## PROVIDED DATA:
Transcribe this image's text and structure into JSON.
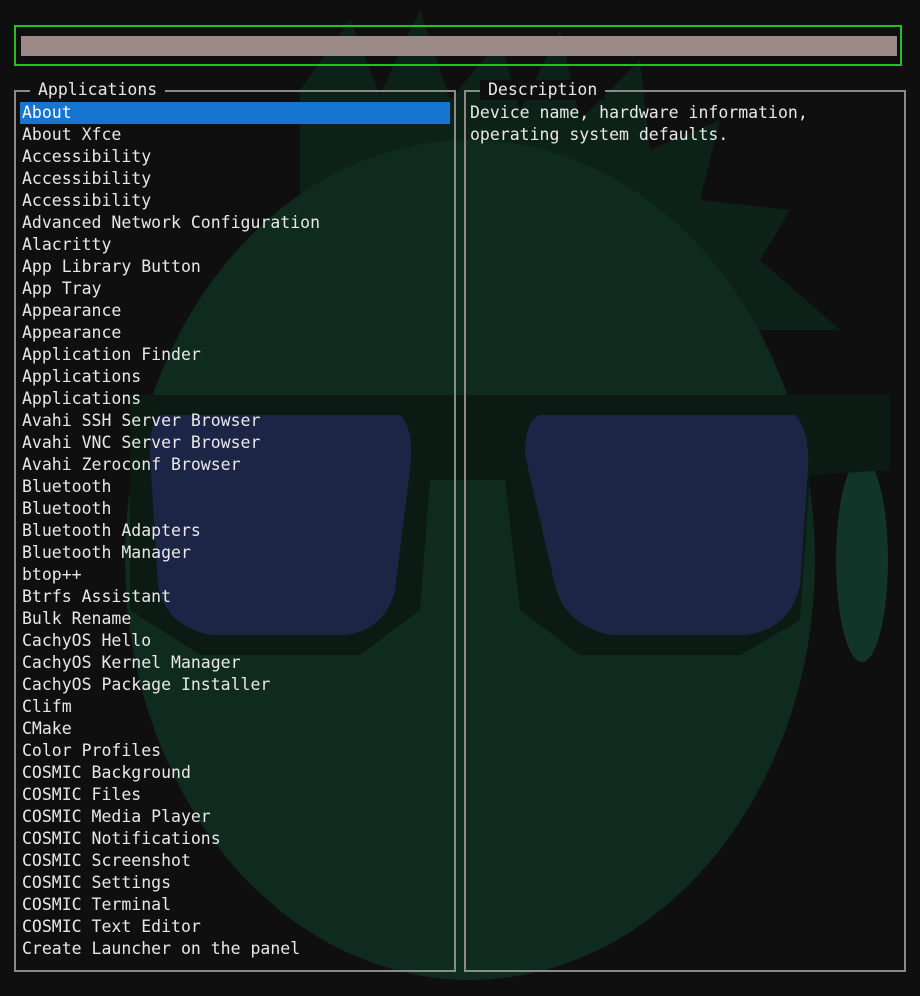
{
  "search": {
    "value": "",
    "placeholder": ""
  },
  "applications": {
    "title": "Applications",
    "selected_index": 0,
    "items": [
      "About",
      "About Xfce",
      "Accessibility",
      "Accessibility",
      "Accessibility",
      "Advanced Network Configuration",
      "Alacritty",
      "App Library Button",
      "App Tray",
      "Appearance",
      "Appearance",
      "Application Finder",
      "Applications",
      "Applications",
      "Avahi SSH Server Browser",
      "Avahi VNC Server Browser",
      "Avahi Zeroconf Browser",
      "Bluetooth",
      "Bluetooth",
      "Bluetooth Adapters",
      "Bluetooth Manager",
      "btop++",
      "Btrfs Assistant",
      "Bulk Rename",
      "CachyOS Hello",
      "CachyOS Kernel Manager",
      "CachyOS Package Installer",
      "Clifm",
      "CMake",
      "Color Profiles",
      "COSMIC Background",
      "COSMIC Files",
      "COSMIC Media Player",
      "COSMIC Notifications",
      "COSMIC Screenshot",
      "COSMIC Settings",
      "COSMIC Terminal",
      "COSMIC Text Editor",
      "Create Launcher on the panel"
    ]
  },
  "description": {
    "title": "Description",
    "text": "Device name, hardware information,\noperating system defaults."
  },
  "colors": {
    "background": "#0f0f0f",
    "search_border": "#22c31f",
    "search_fill": "#9a8987",
    "panel_border": "#8a8a8a",
    "selection": "#1675d1",
    "text": "#e8e8e8",
    "wallpaper_face": "#0f2a1f",
    "wallpaper_lens": "#1c2546",
    "wallpaper_frame": "#0b1a13"
  }
}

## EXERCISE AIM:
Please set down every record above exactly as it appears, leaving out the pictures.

## EXPECTED ANSWER:
Transcribe this image's text and structure into JSON.
{
  "search": {
    "value": "",
    "placeholder": ""
  },
  "applications": {
    "title": "Applications",
    "selected_index": 0,
    "items": [
      "About",
      "About Xfce",
      "Accessibility",
      "Accessibility",
      "Accessibility",
      "Advanced Network Configuration",
      "Alacritty",
      "App Library Button",
      "App Tray",
      "Appearance",
      "Appearance",
      "Application Finder",
      "Applications",
      "Applications",
      "Avahi SSH Server Browser",
      "Avahi VNC Server Browser",
      "Avahi Zeroconf Browser",
      "Bluetooth",
      "Bluetooth",
      "Bluetooth Adapters",
      "Bluetooth Manager",
      "btop++",
      "Btrfs Assistant",
      "Bulk Rename",
      "CachyOS Hello",
      "CachyOS Kernel Manager",
      "CachyOS Package Installer",
      "Clifm",
      "CMake",
      "Color Profiles",
      "COSMIC Background",
      "COSMIC Files",
      "COSMIC Media Player",
      "COSMIC Notifications",
      "COSMIC Screenshot",
      "COSMIC Settings",
      "COSMIC Terminal",
      "COSMIC Text Editor",
      "Create Launcher on the panel"
    ]
  },
  "description": {
    "title": "Description",
    "text": "Device name, hardware information,\noperating system defaults."
  },
  "colors": {
    "background": "#0f0f0f",
    "search_border": "#22c31f",
    "search_fill": "#9a8987",
    "panel_border": "#8a8a8a",
    "selection": "#1675d1",
    "text": "#e8e8e8",
    "wallpaper_face": "#0f2a1f",
    "wallpaper_lens": "#1c2546",
    "wallpaper_frame": "#0b1a13"
  }
}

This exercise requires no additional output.